> Problem requirements: Give, as a bare number, the count of lines below that contain "time".

> Records to use:
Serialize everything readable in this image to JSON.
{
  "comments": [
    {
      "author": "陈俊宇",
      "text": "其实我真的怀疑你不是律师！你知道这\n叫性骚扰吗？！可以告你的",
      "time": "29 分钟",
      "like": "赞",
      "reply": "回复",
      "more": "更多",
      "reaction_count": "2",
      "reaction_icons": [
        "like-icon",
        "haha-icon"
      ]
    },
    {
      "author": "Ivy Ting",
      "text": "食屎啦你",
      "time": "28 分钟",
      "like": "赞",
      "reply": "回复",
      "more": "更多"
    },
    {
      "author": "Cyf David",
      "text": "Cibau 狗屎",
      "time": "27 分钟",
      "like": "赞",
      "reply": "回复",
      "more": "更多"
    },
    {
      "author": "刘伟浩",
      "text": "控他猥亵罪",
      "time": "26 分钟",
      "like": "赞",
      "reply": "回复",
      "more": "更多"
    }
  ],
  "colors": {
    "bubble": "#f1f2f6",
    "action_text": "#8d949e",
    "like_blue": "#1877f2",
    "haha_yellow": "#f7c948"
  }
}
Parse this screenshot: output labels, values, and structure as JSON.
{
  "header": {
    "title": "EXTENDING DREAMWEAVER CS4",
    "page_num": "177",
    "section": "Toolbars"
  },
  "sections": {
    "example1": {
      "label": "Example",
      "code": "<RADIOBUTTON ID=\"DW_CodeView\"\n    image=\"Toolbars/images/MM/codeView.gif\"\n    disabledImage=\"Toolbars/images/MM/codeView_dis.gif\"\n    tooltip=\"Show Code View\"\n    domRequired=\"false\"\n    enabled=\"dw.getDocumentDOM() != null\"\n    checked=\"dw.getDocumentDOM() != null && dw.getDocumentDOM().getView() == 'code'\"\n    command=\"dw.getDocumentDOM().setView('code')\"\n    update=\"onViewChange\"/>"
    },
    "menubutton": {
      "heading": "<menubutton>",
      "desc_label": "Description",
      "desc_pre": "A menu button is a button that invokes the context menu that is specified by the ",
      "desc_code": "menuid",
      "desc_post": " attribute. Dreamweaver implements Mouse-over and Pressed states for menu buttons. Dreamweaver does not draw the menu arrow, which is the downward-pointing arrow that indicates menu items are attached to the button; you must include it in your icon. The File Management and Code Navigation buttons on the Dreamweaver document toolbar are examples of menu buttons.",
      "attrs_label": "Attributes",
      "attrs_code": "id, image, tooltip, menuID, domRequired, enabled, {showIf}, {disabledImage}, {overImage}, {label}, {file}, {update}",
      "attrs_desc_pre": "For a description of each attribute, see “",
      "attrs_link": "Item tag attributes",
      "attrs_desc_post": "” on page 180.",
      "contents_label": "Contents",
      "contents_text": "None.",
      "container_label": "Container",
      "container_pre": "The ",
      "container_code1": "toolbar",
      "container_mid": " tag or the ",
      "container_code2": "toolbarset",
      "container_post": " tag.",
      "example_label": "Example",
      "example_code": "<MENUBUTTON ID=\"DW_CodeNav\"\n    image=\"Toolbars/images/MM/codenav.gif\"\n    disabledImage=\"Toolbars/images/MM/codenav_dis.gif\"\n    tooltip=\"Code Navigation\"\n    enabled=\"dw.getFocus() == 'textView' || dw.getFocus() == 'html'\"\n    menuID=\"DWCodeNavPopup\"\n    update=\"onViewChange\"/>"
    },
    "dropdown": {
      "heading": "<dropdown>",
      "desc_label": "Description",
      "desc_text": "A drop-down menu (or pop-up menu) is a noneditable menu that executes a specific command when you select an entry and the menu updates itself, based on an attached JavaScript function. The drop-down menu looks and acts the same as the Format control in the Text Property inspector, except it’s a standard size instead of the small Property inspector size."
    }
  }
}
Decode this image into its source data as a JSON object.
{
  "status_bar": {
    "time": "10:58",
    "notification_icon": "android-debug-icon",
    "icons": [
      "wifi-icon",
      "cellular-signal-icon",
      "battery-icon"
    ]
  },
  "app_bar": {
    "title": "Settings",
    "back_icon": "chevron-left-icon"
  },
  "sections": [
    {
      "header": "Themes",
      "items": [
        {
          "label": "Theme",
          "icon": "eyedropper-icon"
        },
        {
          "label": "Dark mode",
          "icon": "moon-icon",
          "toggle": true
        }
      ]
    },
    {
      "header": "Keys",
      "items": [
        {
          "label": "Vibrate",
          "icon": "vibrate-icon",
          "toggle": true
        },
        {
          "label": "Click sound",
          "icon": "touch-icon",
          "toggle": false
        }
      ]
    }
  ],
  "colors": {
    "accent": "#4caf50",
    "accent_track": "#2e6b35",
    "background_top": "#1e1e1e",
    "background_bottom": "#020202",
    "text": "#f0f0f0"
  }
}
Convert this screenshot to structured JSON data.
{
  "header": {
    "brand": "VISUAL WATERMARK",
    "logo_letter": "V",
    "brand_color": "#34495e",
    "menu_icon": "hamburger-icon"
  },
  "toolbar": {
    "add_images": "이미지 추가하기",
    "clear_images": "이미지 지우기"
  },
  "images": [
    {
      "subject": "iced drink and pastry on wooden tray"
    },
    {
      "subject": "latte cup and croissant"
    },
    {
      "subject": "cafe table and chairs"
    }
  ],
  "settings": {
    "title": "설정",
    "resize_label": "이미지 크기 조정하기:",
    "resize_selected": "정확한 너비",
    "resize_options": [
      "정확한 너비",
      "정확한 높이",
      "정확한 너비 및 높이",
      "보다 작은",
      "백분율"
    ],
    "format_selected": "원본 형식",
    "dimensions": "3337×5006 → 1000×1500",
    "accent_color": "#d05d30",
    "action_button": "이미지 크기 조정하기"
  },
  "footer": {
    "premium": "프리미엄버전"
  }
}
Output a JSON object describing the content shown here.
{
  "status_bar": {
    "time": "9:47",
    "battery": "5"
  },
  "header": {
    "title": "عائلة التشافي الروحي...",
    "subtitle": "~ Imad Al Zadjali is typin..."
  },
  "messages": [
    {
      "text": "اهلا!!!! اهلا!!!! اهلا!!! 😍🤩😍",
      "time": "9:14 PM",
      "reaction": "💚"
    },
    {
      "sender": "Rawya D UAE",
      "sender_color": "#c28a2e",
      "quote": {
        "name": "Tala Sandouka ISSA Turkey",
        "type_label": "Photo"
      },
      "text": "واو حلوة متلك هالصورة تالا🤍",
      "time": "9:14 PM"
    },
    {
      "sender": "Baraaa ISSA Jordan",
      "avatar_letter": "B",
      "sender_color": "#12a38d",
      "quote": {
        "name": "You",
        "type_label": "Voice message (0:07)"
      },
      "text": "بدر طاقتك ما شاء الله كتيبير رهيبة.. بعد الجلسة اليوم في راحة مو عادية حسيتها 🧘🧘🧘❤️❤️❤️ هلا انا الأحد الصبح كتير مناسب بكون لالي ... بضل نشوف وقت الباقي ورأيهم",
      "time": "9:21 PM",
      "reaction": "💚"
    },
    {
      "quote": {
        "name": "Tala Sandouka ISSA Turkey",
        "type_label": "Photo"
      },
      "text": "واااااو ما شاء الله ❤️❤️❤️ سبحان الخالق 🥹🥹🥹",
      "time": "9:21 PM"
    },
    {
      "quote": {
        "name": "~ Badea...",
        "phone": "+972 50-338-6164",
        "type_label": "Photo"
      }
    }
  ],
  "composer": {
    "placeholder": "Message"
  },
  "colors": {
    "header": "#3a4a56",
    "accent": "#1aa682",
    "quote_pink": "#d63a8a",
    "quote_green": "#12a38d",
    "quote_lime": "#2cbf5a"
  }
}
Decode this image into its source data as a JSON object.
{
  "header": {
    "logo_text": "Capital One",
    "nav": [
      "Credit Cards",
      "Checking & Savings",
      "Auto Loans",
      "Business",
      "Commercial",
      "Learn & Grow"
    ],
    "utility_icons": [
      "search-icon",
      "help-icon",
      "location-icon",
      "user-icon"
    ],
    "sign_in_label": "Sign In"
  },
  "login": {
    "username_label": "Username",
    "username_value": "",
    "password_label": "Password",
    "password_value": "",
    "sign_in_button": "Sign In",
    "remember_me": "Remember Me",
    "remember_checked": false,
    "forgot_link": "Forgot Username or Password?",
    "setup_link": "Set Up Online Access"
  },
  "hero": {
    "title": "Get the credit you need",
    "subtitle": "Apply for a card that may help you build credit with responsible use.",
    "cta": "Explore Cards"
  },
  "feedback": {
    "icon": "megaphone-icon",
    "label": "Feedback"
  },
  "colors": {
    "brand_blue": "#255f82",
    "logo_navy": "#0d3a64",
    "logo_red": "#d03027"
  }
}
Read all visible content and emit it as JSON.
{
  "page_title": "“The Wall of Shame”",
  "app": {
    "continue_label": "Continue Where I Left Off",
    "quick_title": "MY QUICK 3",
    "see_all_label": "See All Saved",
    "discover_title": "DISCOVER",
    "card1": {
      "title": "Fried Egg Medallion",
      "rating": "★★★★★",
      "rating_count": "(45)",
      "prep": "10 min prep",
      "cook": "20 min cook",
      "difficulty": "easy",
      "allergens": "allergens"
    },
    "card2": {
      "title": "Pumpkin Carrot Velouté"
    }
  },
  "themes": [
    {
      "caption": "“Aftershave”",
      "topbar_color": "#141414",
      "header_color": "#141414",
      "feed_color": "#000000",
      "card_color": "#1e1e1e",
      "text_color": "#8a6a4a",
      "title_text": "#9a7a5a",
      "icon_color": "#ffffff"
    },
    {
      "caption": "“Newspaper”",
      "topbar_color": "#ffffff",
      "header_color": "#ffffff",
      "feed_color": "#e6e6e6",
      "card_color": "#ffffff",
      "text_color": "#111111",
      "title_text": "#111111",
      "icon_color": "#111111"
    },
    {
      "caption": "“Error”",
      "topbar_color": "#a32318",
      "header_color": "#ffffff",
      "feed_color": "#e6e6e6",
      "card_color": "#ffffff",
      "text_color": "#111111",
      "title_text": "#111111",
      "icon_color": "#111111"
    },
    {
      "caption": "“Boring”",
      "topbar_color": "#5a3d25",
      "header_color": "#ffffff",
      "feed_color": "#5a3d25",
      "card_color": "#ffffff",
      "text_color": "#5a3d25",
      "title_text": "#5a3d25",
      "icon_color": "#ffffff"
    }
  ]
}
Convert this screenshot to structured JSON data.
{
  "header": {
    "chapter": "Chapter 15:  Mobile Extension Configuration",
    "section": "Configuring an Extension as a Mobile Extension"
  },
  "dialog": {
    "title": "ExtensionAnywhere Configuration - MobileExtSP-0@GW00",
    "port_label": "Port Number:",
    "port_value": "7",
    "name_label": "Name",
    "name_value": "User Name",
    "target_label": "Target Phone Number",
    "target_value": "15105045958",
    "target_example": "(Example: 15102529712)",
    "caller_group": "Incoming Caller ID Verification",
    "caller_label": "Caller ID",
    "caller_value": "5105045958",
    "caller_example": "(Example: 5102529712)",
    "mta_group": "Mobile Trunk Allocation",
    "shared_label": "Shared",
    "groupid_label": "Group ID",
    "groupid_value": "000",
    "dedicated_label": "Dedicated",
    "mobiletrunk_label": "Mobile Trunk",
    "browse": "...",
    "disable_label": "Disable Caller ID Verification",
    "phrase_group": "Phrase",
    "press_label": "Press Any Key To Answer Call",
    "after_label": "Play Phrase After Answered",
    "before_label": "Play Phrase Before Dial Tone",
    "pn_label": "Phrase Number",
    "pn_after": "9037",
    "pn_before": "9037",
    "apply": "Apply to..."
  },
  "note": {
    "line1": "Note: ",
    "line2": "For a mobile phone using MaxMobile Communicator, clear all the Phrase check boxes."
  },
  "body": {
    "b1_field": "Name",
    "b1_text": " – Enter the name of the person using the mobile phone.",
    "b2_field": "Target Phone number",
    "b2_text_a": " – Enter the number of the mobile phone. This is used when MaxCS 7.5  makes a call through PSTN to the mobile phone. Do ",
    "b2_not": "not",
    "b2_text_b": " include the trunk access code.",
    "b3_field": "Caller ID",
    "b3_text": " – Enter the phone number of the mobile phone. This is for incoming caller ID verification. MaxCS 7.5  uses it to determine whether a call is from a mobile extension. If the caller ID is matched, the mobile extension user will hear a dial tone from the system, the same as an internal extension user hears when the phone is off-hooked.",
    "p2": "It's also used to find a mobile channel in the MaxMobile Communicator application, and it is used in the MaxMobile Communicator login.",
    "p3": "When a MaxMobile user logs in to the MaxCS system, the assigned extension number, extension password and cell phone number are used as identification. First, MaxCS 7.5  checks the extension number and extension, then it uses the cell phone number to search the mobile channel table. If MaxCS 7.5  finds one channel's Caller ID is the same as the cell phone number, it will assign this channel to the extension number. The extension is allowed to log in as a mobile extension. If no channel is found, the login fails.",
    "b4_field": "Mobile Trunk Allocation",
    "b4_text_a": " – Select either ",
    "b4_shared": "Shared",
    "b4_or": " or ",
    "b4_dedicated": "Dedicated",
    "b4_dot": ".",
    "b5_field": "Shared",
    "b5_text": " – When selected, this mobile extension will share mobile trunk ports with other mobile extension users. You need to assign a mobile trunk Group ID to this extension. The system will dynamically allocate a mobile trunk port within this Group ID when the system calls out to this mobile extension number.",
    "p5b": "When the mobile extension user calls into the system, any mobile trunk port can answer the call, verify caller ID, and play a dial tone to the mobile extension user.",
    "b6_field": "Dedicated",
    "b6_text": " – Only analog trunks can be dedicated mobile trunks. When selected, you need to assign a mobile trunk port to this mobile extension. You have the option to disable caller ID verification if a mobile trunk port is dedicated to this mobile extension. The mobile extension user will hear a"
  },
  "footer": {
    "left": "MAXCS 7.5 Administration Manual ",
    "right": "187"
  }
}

> Solution for this task: 10